  • Reproducibility: Hex projects are reproducible by default, in that a given change will trigger a predictable, consistent set of re-computes through the graph.
  • Performance: in logic development, but especially in published apps, this new DAG model is a massive leap forward. Input parameters will only trigger downstream, dependent logic, without any additional overhead or complexity.

The graph is built automatically based on variable references in Python and SQL code. In the simple example below, we can see that x and y are both defined in and then referenced down in cells 2 and 3. These linkages are automatically inferred, without any need for user definition.


Because the graph is dependent on detecting variable references, the usage of globals() to create variables or generate variable references is not advised. This can lead to unexpected behavior where cells do not execute reactively and/or error during execution.

Skipping cells in published apps

In order to run apps as quickly as possible, Hex will skip the execution of some cells during app runs. Cells that are required for the app to run successfully should never be skipped. Note the following rules to understand which cells will never be skipped:

  • Cells that are included in the app are never skipped
  • Code cells and Writeback cells are never skipped
  • Cells whose outputs are referenced in a downstream cell are never skipped
  • SQL cells that use DDL statements or anything other than a select statement are never skipped

If a cell does not meet any of the above criteria, it will be skipped. For example, a SQL cell that has not been added to the app and does not have any downstream dependencies will be skipped in an app run.
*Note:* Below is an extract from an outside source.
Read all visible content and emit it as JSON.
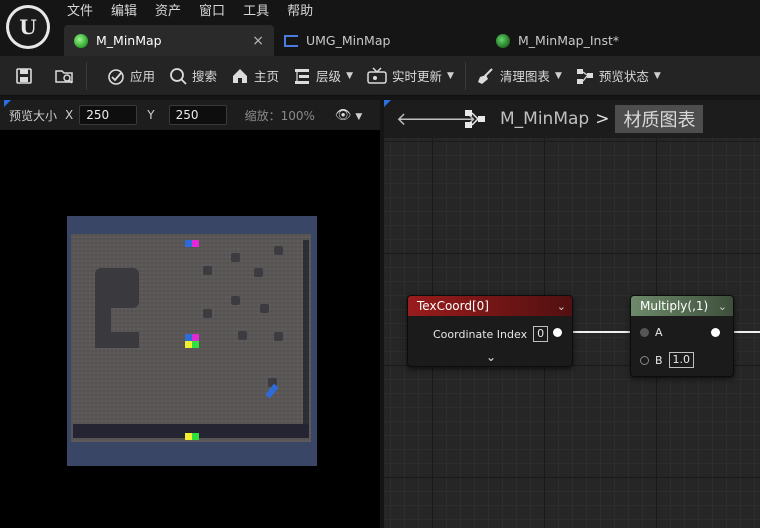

Note that if a warehouse SQL cell's output is only referenced in other downstream warehouse SQL cells, the cell will still run in order to compile the query for Chained SQL, but the query itself will not execute in your warehouse.

Parallel cell execution

Hex will attempt to execute SQL cells in parallel while other cells run as soon as two conditions have been met:

  1. All dependent upstream cells have run. For example, if an input parameter is referenced in a SQL cell, the input must run before the query executes.
  2. All upstream writeback cells or non select statement queries using the same data connection have finished executing.

For SSH connections and Redshift connections, up to four queries will execute concurrently. For all other data connections, up to eight queries will execute concurrently.


If you need to disable parallel execution, toggle off the allow execution reordering setting in the environment tab